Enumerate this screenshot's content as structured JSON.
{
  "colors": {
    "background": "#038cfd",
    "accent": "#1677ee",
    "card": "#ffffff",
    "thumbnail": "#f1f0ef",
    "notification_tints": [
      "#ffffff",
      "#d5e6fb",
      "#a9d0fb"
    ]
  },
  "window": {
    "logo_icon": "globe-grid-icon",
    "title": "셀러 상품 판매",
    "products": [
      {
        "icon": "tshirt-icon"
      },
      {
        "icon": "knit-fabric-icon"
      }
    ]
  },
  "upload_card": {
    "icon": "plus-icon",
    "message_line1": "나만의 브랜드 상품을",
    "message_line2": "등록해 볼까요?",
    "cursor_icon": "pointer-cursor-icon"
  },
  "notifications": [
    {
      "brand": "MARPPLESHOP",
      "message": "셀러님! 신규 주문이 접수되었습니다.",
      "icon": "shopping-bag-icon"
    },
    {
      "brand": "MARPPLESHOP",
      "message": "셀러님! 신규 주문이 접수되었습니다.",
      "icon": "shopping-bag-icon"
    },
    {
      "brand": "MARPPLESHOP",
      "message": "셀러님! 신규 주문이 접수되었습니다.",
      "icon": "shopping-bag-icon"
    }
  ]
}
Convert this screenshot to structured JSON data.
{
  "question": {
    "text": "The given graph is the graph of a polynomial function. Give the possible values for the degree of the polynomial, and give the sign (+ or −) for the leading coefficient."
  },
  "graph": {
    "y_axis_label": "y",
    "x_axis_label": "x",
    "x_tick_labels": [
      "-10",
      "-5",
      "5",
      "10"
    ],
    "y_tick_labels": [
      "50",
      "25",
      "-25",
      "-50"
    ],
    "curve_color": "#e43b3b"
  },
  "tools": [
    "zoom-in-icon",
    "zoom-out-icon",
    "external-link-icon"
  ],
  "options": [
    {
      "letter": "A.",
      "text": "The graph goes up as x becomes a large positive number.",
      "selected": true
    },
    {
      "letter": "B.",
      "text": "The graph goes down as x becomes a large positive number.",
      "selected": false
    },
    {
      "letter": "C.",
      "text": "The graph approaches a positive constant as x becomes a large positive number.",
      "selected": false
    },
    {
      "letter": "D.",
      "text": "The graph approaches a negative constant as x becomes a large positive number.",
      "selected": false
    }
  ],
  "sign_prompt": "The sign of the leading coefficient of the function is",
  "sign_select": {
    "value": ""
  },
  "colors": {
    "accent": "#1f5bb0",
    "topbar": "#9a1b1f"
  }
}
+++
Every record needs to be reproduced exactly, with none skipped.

# [Task response]
Enumerate this screenshot's content as structured JSON.
{
  "colors": {
    "background": "#038cfd",
    "accent": "#1677ee",
    "card": "#ffffff",
    "thumbnail": "#f1f0ef",
    "notification_tints": [
      "#ffffff",
      "#d5e6fb",
      "#a9d0fb"
    ]
  },
  "window": {
    "logo_icon": "globe-grid-icon",
    "title": "셀러 상품 판매",
    "products": [
      {
        "icon": "tshirt-icon"
      },
      {
        "icon": "knit-fabric-icon"
      }
    ]
  },
  "upload_card": {
    "icon": "plus-icon",
    "message_line1": "나만의 브랜드 상품을",
    "message_line2": "등록해 볼까요?",
    "cursor_icon": "pointer-cursor-icon"
  },
  "notifications": [
    {
      "brand": "MARPPLESHOP",
      "message": "셀러님! 신규 주문이 접수되었습니다.",
      "icon": "shopping-bag-icon"
    },
    {
      "brand": "MARPPLESHOP",
      "message": "셀러님! 신규 주문이 접수되었습니다.",
      "icon": "shopping-bag-icon"
    },
    {
      "brand": "MARPPLESHOP",
      "message": "셀러님! 신규 주문이 접수되었습니다.",
      "icon": "shopping-bag-icon"
    }
  ]
}
Convert this screenshot to structured JSON data.
{
  "question": {
    "text": "The given graph is the graph of a polynomial function. Give the possible values for the degree of the polynomial, and give the sign (+ or −) for the leading coefficient."
  },
  "graph": {
    "y_axis_label": "y",
    "x_axis_label": "x",
    "x_tick_labels": [
      "-10",
      "-5",
      "5",
      "10"
    ],
    "y_tick_labels": [
      "50",
      "25",
      "-25",
      "-50"
    ],
    "curve_color": "#e43b3b"
  },
  "tools": [
    "zoom-in-icon",
    "zoom-out-icon",
    "external-link-icon"
  ],
  "options": [
    {
      "letter": "A.",
      "text": "The graph goes up as x becomes a large positive number.",
      "selected": true
    },
    {
      "letter": "B.",
      "text": "The graph goes down as x becomes a large positive number.",
      "selected": false
    },
    {
      "letter": "C.",
      "text": "The graph approaches a positive constant as x becomes a large positive number.",
      "selected": false
    },
    {
      "letter": "D.",
      "text": "The graph approaches a negative constant as x becomes a large positive number.",
      "selected": false
    }
  ],
  "sign_prompt": "The sign of the leading coefficient of the function is",
  "sign_select": {
    "value": ""
  },
  "colors": {
    "accent": "#1f5bb0",
    "topbar": "#9a1b1f"
  }
}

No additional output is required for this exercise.